RECORDED INFORMATION:
⟨

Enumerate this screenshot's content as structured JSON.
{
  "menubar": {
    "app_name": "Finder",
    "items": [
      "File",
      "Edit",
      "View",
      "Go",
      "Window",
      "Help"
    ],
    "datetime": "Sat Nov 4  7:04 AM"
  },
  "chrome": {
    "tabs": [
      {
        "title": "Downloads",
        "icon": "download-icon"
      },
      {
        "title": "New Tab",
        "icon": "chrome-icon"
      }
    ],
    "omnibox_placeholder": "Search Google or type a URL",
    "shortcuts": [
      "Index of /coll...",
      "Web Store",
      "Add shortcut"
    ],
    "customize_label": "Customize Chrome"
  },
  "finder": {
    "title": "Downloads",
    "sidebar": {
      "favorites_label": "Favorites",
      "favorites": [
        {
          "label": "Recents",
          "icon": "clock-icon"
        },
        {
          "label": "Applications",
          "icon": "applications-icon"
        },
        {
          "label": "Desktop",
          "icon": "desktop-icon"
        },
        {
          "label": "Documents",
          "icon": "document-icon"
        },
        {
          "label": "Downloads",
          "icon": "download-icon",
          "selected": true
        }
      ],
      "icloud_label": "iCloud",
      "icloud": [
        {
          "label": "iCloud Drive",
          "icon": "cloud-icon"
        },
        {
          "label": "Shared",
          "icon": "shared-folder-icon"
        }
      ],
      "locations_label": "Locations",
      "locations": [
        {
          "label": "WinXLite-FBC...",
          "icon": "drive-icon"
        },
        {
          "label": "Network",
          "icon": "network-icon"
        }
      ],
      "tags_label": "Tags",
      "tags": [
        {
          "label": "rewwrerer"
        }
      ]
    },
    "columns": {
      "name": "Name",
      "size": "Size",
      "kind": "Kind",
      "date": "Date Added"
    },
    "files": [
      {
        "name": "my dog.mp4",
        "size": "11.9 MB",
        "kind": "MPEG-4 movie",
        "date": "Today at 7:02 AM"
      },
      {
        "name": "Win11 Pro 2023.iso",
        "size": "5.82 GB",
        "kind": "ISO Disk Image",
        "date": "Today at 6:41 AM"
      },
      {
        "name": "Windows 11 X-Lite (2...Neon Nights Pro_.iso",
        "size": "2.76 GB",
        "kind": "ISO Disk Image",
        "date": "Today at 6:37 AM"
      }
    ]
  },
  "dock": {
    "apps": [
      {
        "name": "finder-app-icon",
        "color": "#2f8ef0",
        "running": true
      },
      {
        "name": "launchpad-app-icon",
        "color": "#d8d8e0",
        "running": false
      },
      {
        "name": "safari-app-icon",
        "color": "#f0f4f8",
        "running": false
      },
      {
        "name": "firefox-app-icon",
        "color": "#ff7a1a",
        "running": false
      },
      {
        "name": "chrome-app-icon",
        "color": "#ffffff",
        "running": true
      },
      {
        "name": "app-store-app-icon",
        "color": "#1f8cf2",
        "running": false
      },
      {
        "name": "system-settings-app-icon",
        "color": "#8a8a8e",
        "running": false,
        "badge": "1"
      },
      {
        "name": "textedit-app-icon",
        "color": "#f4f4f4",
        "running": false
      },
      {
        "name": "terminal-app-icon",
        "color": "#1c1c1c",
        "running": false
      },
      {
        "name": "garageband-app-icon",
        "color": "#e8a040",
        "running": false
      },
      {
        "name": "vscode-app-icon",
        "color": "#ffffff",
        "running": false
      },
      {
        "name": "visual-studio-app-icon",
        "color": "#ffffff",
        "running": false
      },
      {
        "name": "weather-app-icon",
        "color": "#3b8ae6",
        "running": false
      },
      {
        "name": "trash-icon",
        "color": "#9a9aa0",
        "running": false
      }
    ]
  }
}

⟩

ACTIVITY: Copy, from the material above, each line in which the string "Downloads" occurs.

SOLUTION TO THE PROBLEM:
        "title": "Downloads",
    "title": "Downloads",
          "label": "Downloads",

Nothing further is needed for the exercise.